God’s revelation, God’s incarnation, God becoming flesh and blood as Jesus Christ – has nothing to do with the latest fad, or the cool factor. God taking on the human nature was not, and has never been about relevance. It’s about salience – the surprise, the mystery that almighty God through the Holy Spirit would take on the flesh and blood of Mary to be in solidarity with humanity. It was so shocking, so unexpected that the Scriptures attest that he was not accepted by his own home/people (John 1:11).
God as Jesus Christ by the power and work of the Holy Spirit becomes for us what we cannot be apart from Him – fully human who live as image-bearers of God.
We do one of two things, or both: we seek to be in solidarity with each other but fail to fully grasp what it means to be in solidarity; or we do the opposite and separate ourselves from one another through violence, hatred, unforgiving hearts.
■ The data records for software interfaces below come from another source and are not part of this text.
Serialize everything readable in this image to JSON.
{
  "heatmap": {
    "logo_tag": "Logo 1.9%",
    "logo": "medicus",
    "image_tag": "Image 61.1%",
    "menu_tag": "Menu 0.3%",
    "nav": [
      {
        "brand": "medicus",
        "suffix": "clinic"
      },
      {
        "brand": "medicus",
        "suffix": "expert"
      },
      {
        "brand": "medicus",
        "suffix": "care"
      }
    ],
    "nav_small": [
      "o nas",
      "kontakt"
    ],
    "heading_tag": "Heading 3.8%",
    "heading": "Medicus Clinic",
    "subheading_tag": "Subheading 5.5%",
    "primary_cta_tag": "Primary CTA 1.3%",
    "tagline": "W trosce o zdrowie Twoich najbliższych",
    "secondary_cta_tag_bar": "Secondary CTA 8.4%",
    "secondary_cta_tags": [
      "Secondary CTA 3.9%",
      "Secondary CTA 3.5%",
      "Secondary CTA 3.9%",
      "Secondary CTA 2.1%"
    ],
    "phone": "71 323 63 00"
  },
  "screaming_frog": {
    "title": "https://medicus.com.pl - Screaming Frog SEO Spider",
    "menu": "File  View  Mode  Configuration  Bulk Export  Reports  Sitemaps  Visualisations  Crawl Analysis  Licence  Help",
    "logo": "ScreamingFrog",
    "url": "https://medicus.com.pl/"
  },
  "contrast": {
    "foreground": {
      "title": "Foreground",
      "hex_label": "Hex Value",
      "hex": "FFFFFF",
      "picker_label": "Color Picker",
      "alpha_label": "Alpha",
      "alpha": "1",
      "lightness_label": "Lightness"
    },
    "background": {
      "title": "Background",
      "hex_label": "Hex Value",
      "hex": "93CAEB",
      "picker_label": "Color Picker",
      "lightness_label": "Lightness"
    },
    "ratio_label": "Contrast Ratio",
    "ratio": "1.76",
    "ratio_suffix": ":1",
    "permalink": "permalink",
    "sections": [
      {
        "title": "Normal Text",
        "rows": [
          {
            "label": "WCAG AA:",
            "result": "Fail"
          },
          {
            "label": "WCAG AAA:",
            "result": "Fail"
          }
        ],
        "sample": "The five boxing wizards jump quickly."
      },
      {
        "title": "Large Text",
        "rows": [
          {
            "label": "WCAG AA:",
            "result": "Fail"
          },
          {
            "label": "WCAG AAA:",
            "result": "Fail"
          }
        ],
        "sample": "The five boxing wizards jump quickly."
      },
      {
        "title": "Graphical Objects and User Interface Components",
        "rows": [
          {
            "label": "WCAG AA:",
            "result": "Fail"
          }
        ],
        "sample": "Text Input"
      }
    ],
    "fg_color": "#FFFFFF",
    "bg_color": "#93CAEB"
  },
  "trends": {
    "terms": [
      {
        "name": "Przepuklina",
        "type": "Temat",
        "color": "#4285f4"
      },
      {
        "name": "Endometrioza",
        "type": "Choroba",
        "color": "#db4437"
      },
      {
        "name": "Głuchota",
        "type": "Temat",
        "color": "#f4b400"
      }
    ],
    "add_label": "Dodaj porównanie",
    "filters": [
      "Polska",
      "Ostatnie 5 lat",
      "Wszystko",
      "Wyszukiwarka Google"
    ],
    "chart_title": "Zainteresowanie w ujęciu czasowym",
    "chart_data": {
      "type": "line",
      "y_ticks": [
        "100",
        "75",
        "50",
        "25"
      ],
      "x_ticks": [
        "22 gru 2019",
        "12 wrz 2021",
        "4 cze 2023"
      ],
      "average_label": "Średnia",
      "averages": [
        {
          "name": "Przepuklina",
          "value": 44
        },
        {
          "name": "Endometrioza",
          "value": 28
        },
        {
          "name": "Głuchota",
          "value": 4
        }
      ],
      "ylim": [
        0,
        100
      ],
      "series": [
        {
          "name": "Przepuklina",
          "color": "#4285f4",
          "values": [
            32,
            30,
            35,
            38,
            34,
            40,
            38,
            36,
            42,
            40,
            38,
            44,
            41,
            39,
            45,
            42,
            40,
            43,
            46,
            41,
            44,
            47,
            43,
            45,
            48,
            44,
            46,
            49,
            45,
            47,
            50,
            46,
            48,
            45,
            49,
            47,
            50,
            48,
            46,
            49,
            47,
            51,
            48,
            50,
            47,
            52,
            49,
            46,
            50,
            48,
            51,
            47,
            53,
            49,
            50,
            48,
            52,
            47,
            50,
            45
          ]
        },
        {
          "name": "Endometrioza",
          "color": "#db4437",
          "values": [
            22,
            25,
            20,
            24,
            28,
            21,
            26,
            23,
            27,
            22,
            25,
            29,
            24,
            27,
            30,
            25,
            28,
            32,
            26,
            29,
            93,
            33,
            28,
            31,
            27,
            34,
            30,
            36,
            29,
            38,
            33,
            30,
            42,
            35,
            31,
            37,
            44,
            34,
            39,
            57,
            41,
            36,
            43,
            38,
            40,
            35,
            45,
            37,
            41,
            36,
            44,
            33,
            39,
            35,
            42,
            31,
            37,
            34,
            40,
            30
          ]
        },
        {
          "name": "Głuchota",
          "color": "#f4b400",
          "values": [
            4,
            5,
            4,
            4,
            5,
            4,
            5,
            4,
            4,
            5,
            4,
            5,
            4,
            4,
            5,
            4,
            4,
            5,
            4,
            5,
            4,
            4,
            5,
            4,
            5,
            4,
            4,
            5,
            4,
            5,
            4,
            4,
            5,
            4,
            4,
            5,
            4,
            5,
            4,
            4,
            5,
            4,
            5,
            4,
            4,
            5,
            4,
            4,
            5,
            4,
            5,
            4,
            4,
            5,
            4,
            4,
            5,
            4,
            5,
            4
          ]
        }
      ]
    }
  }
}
To the former – our attempts to fully be in solidarity with one another eventually falls short because of our limitations as human beings. Every attempt I make to pray for and understand the plight of our Syrian and Lebanese sisters and brothers, even with a personal visit there last May, I cannot fully grasp their experience and situation. We see this play out in church and in the culture in our attempts to be more racially-diverse, to combat racism and to undo racism. Even on the best days when folks seek to understand the past-present wounds and scars of those who have been on the receiving end of racism, the attempt to be in full solidarity falls short.
To the latter – human alienation, separation, division, and brokenness – we do that too, and we seem to do it well as innate to our natures .
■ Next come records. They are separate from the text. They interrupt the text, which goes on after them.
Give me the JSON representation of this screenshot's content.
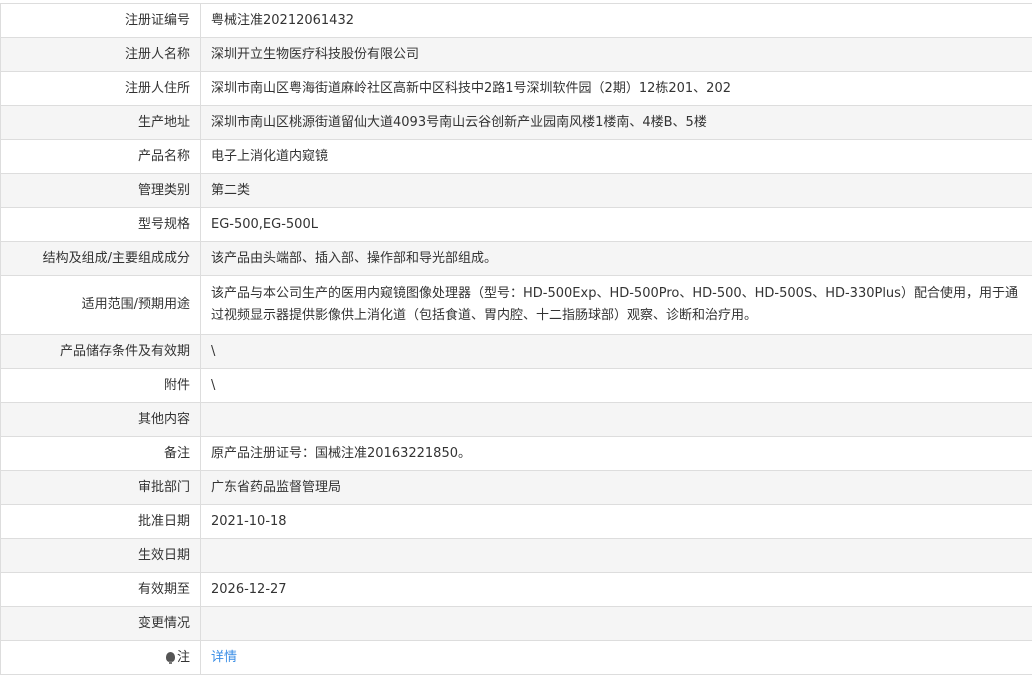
{
  "rows": [
    {
      "label": "注册证编号",
      "value": "粤械注准20212061432"
    },
    {
      "label": "注册人名称",
      "value": "深圳开立生物医疗科技股份有限公司"
    },
    {
      "label": "注册人住所",
      "value": "深圳市南山区粤海街道麻岭社区高新中区科技中2路1号深圳软件园（2期）12栋201、202"
    },
    {
      "label": "生产地址",
      "value": "深圳市南山区桃源街道留仙大道4093号南山云谷创新产业园南风楼1楼南、4楼B、5楼"
    },
    {
      "label": "产品名称",
      "value": "电子上消化道内窥镜"
    },
    {
      "label": "管理类别",
      "value": "第二类"
    },
    {
      "label": "型号规格",
      "value": "EG-500,EG-500L"
    },
    {
      "label": "结构及组成/主要组成成分",
      "value": "该产品由头端部、插入部、操作部和导光部组成。"
    },
    {
      "label": "适用范围/预期用途",
      "value": "该产品与本公司生产的医用内窥镜图像处理器（型号：HD-500Exp、HD-500Pro、HD-500、HD-500S、HD-330Plus）配合使用，用于通过视频显示器提供影像供上消化道（包括食道、胃内腔、十二指肠球部）观察、诊断和治疗用。"
    },
    {
      "label": "产品储存条件及有效期",
      "value": "\\"
    },
    {
      "label": "附件",
      "value": "\\"
    },
    {
      "label": "其他内容",
      "value": ""
    },
    {
      "label": "备注",
      "value": "原产品注册证号：国械注准20163221850。"
    },
    {
      "label": "审批部门",
      "value": "广东省药品监督管理局"
    },
    {
      "label": "批准日期",
      "value": "2021-10-18"
    },
    {
      "label": "生效日期",
      "value": ""
    },
    {
      "label": "有效期至",
      "value": "2026-12-27"
    },
    {
      "label": "变更情况",
      "value": ""
    },
    {
      "label": "注",
      "value": "详情",
      "icon": "lightbulb-icon"
    }
  ]
}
Q/A 35-36 shows us that God does not seek to be cool, or to take up the 1st century fad; God seeks to be true – true to Himself – the loving and gracious God who seeks to reconcile the world to Himself and sets Himself on the path to do just that. God’s words, God’s will, God’s intention, and God’s actions are one and the same. God is true to Himself.
And God is true to us. God knows us more than we know ourselves. Even with our sin that prevents us from fully being in solidarity with God, with each other, and ourselves, God commits Himself to reconcile us, to make us whole.
The freedom that we have in God’s incarnation as Jesus Christ through the Holy Spirit is that even as we are to truly love one another and be in solidarity with the human condition on the micro- and macro- levels, to pray, to listen, to empathize with the joys and struggles of our neighbors – we can live in the freedom that even with our best efforts, we cannot fully know. We are to be true to who we are.
Even as we are to be true to who God is to us. To be true to who God is to us is to be true to God’s true self to us – as our Almighty Creator, as our Savior and Lord. In other words, to be true to who God is to us is to worship….to give God the worth due God’s name because of what God has revealed and given to the world in Jesus Christ through the Holy Spirit.
A lifelong commitment to live as image-bearers of God can only come when the Holy Spirit births in us the life of Jesus Christ. No strategy can do that; that’s the Holy Spirit’s work and power. And with the Holy Spirit in charge, we cannot manage when or how birth, rebirth, and the daily re-birthing occurs. In not knowing the when or how, in not being able to control or manage the work of God, then our life, our new life (and even death) is about receiving gift, receiving that which God births, and receiving the One whom God births.
And that’s precisely the point…the salient point.